Generally speaking, secured lending is defined as a loan or extension of credit in which the borrower pledges an asset as collateral for the loan. A secured loan or transaction generally involves a two document system: an acknowledgment of the debt/pledging of the collateral and an instrument which evidences the creditor’s encumbrance on the collateral. For example: a debtor\borrower may agree to pledge his motor vehicle as collateral for a loan. In such a case, the debtor would execute 2 documents: 1) A promissory note acknowledging the debt and agreeing to pledge the motor vehicle and 2) an MVR-6, which creates a lien on the vehicle. There are many types of secured transactions in North Carolina, including but certainly not limited to: UCC Financing Statements, Deeds of Trust, Confessions of Judgment, MVR-6, etc. We will look at each of these, individually:
Deeds of Trust: Perhaps an arrangement with which most are familiar, this type of secured transaction involves the pledging of real property to secure a debt. This is commonly seen in a typical mortgage situation where the real property is pledged to secure the debt owed to the bank. A deed of trust is actually a three party document wherein the debtor/purchaser conveys interest in the real property to a trustee, to be held for the benefit of the lender/creditor until the underlying debt is paid. A deed of trust should be immediately filed in the Office of the Register of Deeds in the county where the property is located. Once the debt has been paid in full, the creditor causes a satisfaction of deed of trust to be filed, thereby removing the encumbrance on the real property.

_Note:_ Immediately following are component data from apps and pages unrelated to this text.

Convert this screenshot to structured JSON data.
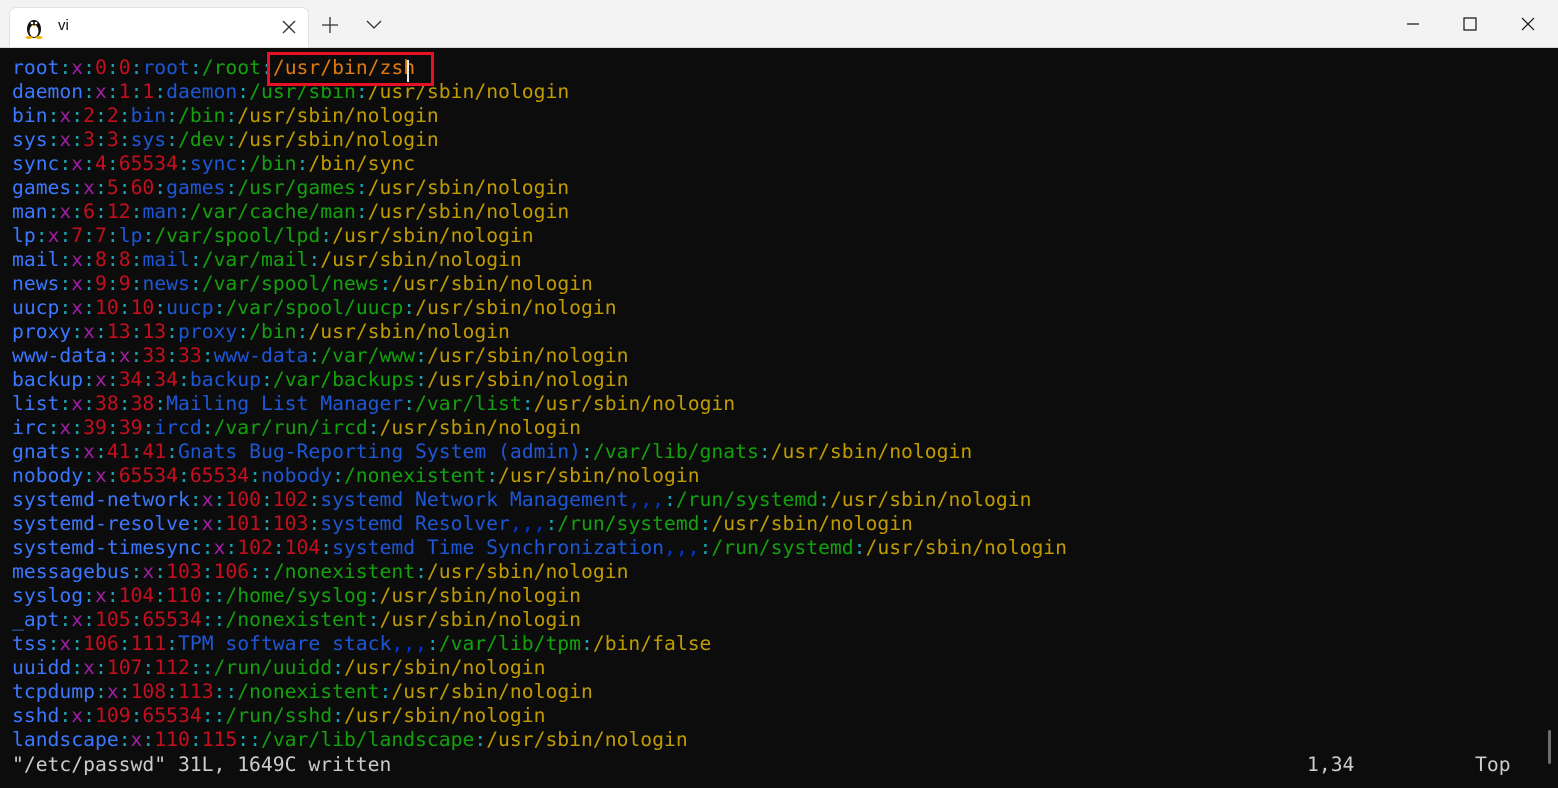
{
  "window": {
    "tab_title": "vi",
    "tab_icon": "linux-penguin-icon"
  },
  "file_lines": [
    [
      "root",
      "x",
      "0",
      "0",
      "root",
      "/root",
      "/usr/bin/zsh"
    ],
    [
      "daemon",
      "x",
      "1",
      "1",
      "daemon",
      "/usr/sbin",
      "/usr/sbin/nologin"
    ],
    [
      "bin",
      "x",
      "2",
      "2",
      "bin",
      "/bin",
      "/usr/sbin/nologin"
    ],
    [
      "sys",
      "x",
      "3",
      "3",
      "sys",
      "/dev",
      "/usr/sbin/nologin"
    ],
    [
      "sync",
      "x",
      "4",
      "65534",
      "sync",
      "/bin",
      "/bin/sync"
    ],
    [
      "games",
      "x",
      "5",
      "60",
      "games",
      "/usr/games",
      "/usr/sbin/nologin"
    ],
    [
      "man",
      "x",
      "6",
      "12",
      "man",
      "/var/cache/man",
      "/usr/sbin/nologin"
    ],
    [
      "lp",
      "x",
      "7",
      "7",
      "lp",
      "/var/spool/lpd",
      "/usr/sbin/nologin"
    ],
    [
      "mail",
      "x",
      "8",
      "8",
      "mail",
      "/var/mail",
      "/usr/sbin/nologin"
    ],
    [
      "news",
      "x",
      "9",
      "9",
      "news",
      "/var/spool/news",
      "/usr/sbin/nologin"
    ],
    [
      "uucp",
      "x",
      "10",
      "10",
      "uucp",
      "/var/spool/uucp",
      "/usr/sbin/nologin"
    ],
    [
      "proxy",
      "x",
      "13",
      "13",
      "proxy",
      "/bin",
      "/usr/sbin/nologin"
    ],
    [
      "www-data",
      "x",
      "33",
      "33",
      "www-data",
      "/var/www",
      "/usr/sbin/nologin"
    ],
    [
      "backup",
      "x",
      "34",
      "34",
      "backup",
      "/var/backups",
      "/usr/sbin/nologin"
    ],
    [
      "list",
      "x",
      "38",
      "38",
      "Mailing List Manager",
      "/var/list",
      "/usr/sbin/nologin"
    ],
    [
      "irc",
      "x",
      "39",
      "39",
      "ircd",
      "/var/run/ircd",
      "/usr/sbin/nologin"
    ],
    [
      "gnats",
      "x",
      "41",
      "41",
      "Gnats Bug-Reporting System (admin)",
      "/var/lib/gnats",
      "/usr/sbin/nologin"
    ],
    [
      "nobody",
      "x",
      "65534",
      "65534",
      "nobody",
      "/nonexistent",
      "/usr/sbin/nologin"
    ],
    [
      "systemd-network",
      "x",
      "100",
      "102",
      "systemd Network Management,,,",
      "/run/systemd",
      "/usr/sbin/nologin"
    ],
    [
      "systemd-resolve",
      "x",
      "101",
      "103",
      "systemd Resolver,,,",
      "/run/systemd",
      "/usr/sbin/nologin"
    ],
    [
      "systemd-timesync",
      "x",
      "102",
      "104",
      "systemd Time Synchronization,,,",
      "/run/systemd",
      "/usr/sbin/nologin"
    ],
    [
      "messagebus",
      "x",
      "103",
      "106",
      "",
      "/nonexistent",
      "/usr/sbin/nologin"
    ],
    [
      "syslog",
      "x",
      "104",
      "110",
      "",
      "/home/syslog",
      "/usr/sbin/nologin"
    ],
    [
      "_apt",
      "x",
      "105",
      "65534",
      "",
      "/nonexistent",
      "/usr/sbin/nologin"
    ],
    [
      "tss",
      "x",
      "106",
      "111",
      "TPM software stack,,,",
      "/var/lib/tpm",
      "/bin/false"
    ],
    [
      "uuidd",
      "x",
      "107",
      "112",
      "",
      "/run/uuidd",
      "/usr/sbin/nologin"
    ],
    [
      "tcpdump",
      "x",
      "108",
      "113",
      "",
      "/nonexistent",
      "/usr/sbin/nologin"
    ],
    [
      "sshd",
      "x",
      "109",
      "65534",
      "",
      "/run/sshd",
      "/usr/sbin/nologin"
    ],
    [
      "landscape",
      "x",
      "110",
      "115",
      "",
      "/var/lib/landscape",
      "/usr/sbin/nologin"
    ]
  ],
  "status": {
    "message": "\"/etc/passwd\" 31L, 1649C written",
    "cursor_position": "1,34",
    "scroll_position": "Top"
  },
  "colors": {
    "highlight_box": "#e81123",
    "terminal_bg": "#0c0c0c"
  }
}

Confession of Judgment: A confession of judgment is a document wherein the debtor agrees to let the creditor enter a judgment against him/her in the event of non-payment of the underlying debt. A confession of judgment is accompanied by a promissory note which lays out the terms of repayment and grants the confession of judgment as security/collateral. Generally, the creditor holds the executed confession of judgment during the repayment period. Should the debtor default, the promissory note grants the creditor the authority to file the confession of judgment with the Clerk of Court and thereby obtain a judgment against the debtor for the outstanding balance owed to the lender\creditor.
MVR-6: As mentioned above, a MVR-6 is used in situations where the debtor\borrower seeks to pledge a motor vehicle as collateral for the repayment of a loan or debt. In this scenario, the debtor executes a promissory note which sets forth the terms of repayment and pledges the vehicle as collateral. The MVR-6 is the document which is filed with the North Carolina Division of Motor Vehicles and creates the creditor’s interest in the collateral. Specifically, the creditor’s name is shown as a lien on the vehicle’s title. Once the debtor has remitted full payment, the creditor must cancel the title encumbrance. Only then could the debtor convey the motor vehicle, free and clear.
UCC Financing Statements: UCC secured transactions are situations where the lender takes a security interest in an asset of the debtor and that security interest is perfected by a filed UCC Financing Statement. UCC Financing Statements are often utilized in situations where the asset or assets pledged as collateral are not necessary tangible or may not be titled. For example, assets such as accounts receivable, inventory, equipment or even after-acquired property can be encumbered by a UCC Financing Statement. Similar to a Deed of Trust or an MVR-6, the purpose of the UCC Financing Statement is to provide notice to the public-at-large that the secured party/ lender has an interest in the property pledged as collateral. Once the UCC financing statement is filed with the North Carolina Secretary of State, a lien is created and the debtor cannot dispose of the asset to a third party unless the debt is paid and the lender’s interest is extinguished.
If you have additional questions regarding methods of secured lending or secured transactions, please contact our office.
– Cody R. Loughridge